Jun 13, 2011
Jun 13, 2011
Jan 10, 2012
In 2011, a group of abortion providers represented by the Center for Reproductive Rights filed a class action lawsuit challenging HB 15, a Texas law which prohibits a woman from getting an abortion unless her physician first performs a sonogram, places the sonogram images in her view, describes the images to her, makes fetal heart sounds audible, if possible, and describes those sounds to her. The woman is obligated to view and hear the sounds even if she doesn’t want to, except in cases of sexual assault or incest, or if the woman is a minor. The law also requires that a woman wait 24 hours after the sonogram before obtaining abortion unless she lives more than 100 miles from the nearest abortion provider, in which case she must wait two hours.
Plaintiffs argued that the ultrasound requirements violate the First Amendment rights of doctors and patients since the law requires an abortion provider to deliver politically-motivated messages to the patient even if the patient doesn’t want to hear them. Plaintiffs further argued that the law is discriminatory, insofar as it subjects women to paternalistic “protections” that are not imposed on men. Plaintiffs also argued that the ultrasound requirements serve no medical purpose and violate basic principles of medical ethics.
On August 30, 2011, Judge Sam Sparks granted Plaintiffs’ Motions to Certify both Plaintiff and Defendant Classes and partially granted Plaintiffs’ Motion for a Preliminary Injunction, enjoining most of the ultrasound-related requirements. The State immediately filed a Notice of Appeal to the United States Court of Appeals for the Fifth Circuit.

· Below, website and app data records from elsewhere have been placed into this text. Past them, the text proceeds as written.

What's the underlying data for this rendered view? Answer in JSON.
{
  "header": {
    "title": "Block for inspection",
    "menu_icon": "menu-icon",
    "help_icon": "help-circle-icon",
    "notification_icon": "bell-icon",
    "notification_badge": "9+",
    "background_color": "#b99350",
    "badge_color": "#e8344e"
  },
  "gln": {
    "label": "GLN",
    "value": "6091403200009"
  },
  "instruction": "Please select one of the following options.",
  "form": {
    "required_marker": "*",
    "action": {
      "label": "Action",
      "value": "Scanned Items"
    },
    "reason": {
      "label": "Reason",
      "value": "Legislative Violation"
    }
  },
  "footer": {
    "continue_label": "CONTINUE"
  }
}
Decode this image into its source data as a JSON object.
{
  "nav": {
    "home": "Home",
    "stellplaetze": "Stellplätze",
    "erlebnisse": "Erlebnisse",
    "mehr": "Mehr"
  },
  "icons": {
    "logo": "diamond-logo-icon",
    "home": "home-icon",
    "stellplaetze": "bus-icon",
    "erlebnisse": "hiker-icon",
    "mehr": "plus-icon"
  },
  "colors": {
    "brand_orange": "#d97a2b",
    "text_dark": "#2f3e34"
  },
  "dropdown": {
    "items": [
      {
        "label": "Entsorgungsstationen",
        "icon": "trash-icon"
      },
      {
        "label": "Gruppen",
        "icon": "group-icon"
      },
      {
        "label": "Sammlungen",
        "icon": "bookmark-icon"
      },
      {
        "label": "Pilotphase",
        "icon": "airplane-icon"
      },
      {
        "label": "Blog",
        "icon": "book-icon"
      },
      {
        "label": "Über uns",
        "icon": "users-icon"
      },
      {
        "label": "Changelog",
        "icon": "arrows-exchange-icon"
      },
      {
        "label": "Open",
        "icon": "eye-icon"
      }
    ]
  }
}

On January 10, 2012, the Fifth Circuit vacated the preliminary injunction and on January 13, it issued an order directing that the entire law should take effect immediately. On February 6, 2012, Judge Sparks issued a decision stating that he disagreed with the Fifth Circuit’s constitutional analysis. Specifically, Judge Sparks wrote that the Fifth Circuit “has effectively eviscerated the protections of the First Amendment in the abortion context,” and “in no other medical context does the government go so far in telling doctors what they must, and must not, do.” Judge Sparks also said that there “can be little doubt that [the law] is an attempt by the Texas Legislature to discourage women from exercising their constitutional rights by making it more difficult for caring and competent physicians to perform abortions.” Nevertheless, Judge Sparks held that the Fifth Circuit’s decision tied his hands and required him to deny the Center’s request for a permanent injunction of the law. On February 10, 2012, the Fifth Circuit denied the Center’s request for rehearing en banc.
In Stuart v. Camnitz, the Fourth Circuit Court of Appeals struck down a similar speech-and-display requirement in North Carolina’s Woman’s Right to Know Act. North Carolina has appealed that ruling to the U.S. Supreme Court.
In addition, the Eighth Circuit in Planned Parenthood v. Rounds ruled that a requirement in South Dakota’s informed consent law that physicians inform their patients that abortion can lead to suicide ideation did not violate the First Amendment. As a result of the split between the Fourth Circuit, on the one hand, and the Fifth and Eighth circuits regarding the constitutionality of speech requirements in “informed consent” laws, the U.S. Supreme Court will likely resolve the issue.